So we’re talking about, you know, the equivalent of an airplane going down every few days. And what we euphemistically call “non-documented” because, of course, we default or center the automobile. People outside of vehicles comprise about one out of five of traffic fatalities and almost a third of child traffic fatalities. Walking or bicycling. Here’s what motivates me: where’s the widespread public outcry? Why do we accept this as the cost of doing business? We have this huge perception that walking or bicycling is a very dangerous thing to be doing.
Pérez: Obviously having a sidewalk is not a panacea. If we want a healthier lifestyle, we should have some extra nudges in our food law. If you want to be greener, we need to tighten our vehicle emission standards and reduce the amount of vehicle miles traveled. You make us healthier because people who live in neighborhoods with sidewalks are 48 percent more likely to exercise 39 minutes a day. It makes us greener because if we have sidewalks, there are certain things that we will not do by car. And as we will be talking later, the design standards also may help further reduce emissions and make us safer because sidewalks may produce about 88 percent of crashes between cars and pedestrians.
It make us more socially connected. So social capital goes up in places with sidewalks. Planners are now talking about the sticky streets. The idea that these are places where people mingle and stay around and welfare is just, you know, an extra positive consequence. It seems that real estate value goes up when you have sidewalks. And this conversation would have looked much different. During COVID, we realized that sidewalks were extremely important. If you had children, they were a lifeline because you could take them out and they will burn their energy. If you needed a place to exercise, the sidewalk was the place and restaurants could actually survive then to outdoor dining.
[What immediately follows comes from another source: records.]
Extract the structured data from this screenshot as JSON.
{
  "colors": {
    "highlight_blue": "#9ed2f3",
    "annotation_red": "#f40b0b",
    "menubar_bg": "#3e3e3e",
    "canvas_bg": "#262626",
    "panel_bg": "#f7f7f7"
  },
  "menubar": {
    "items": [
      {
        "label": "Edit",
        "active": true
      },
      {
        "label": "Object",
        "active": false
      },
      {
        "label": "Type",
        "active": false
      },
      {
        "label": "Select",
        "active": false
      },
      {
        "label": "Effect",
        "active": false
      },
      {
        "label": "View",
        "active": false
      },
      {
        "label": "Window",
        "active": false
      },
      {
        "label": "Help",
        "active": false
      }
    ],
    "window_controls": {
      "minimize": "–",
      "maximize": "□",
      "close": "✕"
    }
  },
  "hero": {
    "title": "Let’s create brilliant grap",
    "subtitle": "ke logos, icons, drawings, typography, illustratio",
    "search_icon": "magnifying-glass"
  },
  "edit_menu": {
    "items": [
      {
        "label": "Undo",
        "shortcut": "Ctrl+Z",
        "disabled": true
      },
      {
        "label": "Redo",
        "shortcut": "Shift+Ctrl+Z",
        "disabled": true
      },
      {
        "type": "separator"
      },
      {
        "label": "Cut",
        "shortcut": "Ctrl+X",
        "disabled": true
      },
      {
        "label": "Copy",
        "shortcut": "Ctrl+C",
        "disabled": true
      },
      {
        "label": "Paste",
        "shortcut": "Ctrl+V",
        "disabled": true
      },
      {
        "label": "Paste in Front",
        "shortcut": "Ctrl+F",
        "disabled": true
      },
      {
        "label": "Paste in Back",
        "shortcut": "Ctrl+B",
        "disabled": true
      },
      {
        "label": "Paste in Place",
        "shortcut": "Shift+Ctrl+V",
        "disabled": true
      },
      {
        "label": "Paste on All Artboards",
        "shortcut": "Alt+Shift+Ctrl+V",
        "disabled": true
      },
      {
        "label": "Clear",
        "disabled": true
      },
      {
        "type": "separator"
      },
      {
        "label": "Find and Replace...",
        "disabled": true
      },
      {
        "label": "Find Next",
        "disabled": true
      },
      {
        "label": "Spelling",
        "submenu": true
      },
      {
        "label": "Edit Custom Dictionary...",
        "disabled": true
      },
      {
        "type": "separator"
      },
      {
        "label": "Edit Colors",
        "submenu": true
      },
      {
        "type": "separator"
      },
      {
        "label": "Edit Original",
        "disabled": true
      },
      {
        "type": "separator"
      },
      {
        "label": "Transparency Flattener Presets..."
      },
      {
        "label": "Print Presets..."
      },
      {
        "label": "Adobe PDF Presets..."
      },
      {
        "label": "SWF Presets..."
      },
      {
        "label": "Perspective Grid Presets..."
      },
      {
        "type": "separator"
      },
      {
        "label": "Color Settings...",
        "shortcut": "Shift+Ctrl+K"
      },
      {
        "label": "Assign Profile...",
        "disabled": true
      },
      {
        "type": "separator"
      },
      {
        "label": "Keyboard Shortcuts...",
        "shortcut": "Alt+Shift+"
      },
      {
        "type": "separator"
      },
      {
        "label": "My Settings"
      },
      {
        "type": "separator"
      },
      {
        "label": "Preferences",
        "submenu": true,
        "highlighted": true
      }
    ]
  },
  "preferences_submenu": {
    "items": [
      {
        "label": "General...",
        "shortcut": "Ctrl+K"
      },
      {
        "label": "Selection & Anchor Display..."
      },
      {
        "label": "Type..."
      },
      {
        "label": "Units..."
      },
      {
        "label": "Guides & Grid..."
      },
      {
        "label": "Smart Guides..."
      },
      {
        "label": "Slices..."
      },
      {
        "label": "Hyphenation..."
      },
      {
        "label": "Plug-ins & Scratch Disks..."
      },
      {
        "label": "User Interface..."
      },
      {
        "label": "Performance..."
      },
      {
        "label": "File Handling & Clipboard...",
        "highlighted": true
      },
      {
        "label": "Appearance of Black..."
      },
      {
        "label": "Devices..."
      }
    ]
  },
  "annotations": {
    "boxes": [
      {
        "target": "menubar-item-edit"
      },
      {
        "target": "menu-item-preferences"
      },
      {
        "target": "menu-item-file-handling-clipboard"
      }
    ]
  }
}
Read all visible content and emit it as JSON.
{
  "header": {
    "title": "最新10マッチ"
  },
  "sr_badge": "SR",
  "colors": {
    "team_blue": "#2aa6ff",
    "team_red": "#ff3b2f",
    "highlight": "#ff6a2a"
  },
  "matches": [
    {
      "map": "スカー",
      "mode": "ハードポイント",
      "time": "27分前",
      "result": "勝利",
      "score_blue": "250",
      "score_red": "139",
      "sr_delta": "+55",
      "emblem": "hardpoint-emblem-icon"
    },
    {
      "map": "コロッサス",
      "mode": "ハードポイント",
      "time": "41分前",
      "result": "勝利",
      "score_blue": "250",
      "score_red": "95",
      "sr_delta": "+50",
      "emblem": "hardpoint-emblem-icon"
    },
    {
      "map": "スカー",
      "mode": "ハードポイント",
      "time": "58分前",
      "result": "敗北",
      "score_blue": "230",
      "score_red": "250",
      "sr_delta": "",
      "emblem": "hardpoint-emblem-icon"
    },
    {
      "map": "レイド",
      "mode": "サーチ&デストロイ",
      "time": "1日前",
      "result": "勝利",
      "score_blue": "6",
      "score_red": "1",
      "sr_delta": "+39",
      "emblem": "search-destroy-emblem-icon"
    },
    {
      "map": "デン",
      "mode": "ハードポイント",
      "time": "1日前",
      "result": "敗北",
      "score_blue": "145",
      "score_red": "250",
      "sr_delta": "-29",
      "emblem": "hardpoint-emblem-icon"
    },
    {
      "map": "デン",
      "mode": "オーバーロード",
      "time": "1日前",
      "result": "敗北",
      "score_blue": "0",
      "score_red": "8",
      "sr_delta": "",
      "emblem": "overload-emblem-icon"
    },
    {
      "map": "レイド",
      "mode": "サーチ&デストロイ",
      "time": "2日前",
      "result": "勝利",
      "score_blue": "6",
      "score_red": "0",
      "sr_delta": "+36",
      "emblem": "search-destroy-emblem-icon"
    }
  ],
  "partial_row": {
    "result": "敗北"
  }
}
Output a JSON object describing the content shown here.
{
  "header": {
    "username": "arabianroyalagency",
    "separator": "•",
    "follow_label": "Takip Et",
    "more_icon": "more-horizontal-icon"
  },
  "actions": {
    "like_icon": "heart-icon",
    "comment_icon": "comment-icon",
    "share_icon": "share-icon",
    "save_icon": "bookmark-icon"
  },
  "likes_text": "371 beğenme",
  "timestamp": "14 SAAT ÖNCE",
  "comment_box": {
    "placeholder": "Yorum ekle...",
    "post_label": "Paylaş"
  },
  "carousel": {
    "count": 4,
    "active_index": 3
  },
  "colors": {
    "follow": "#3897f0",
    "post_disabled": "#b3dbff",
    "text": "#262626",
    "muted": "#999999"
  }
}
So what did we learn about COVID? We learned two things: one was that we needed wider sidewalks and, two was where these wider sidewalks should be. So we need wider sidewalks because we have to, you know, ensure social distancing. Normally our sidewalks are incredibly narrow.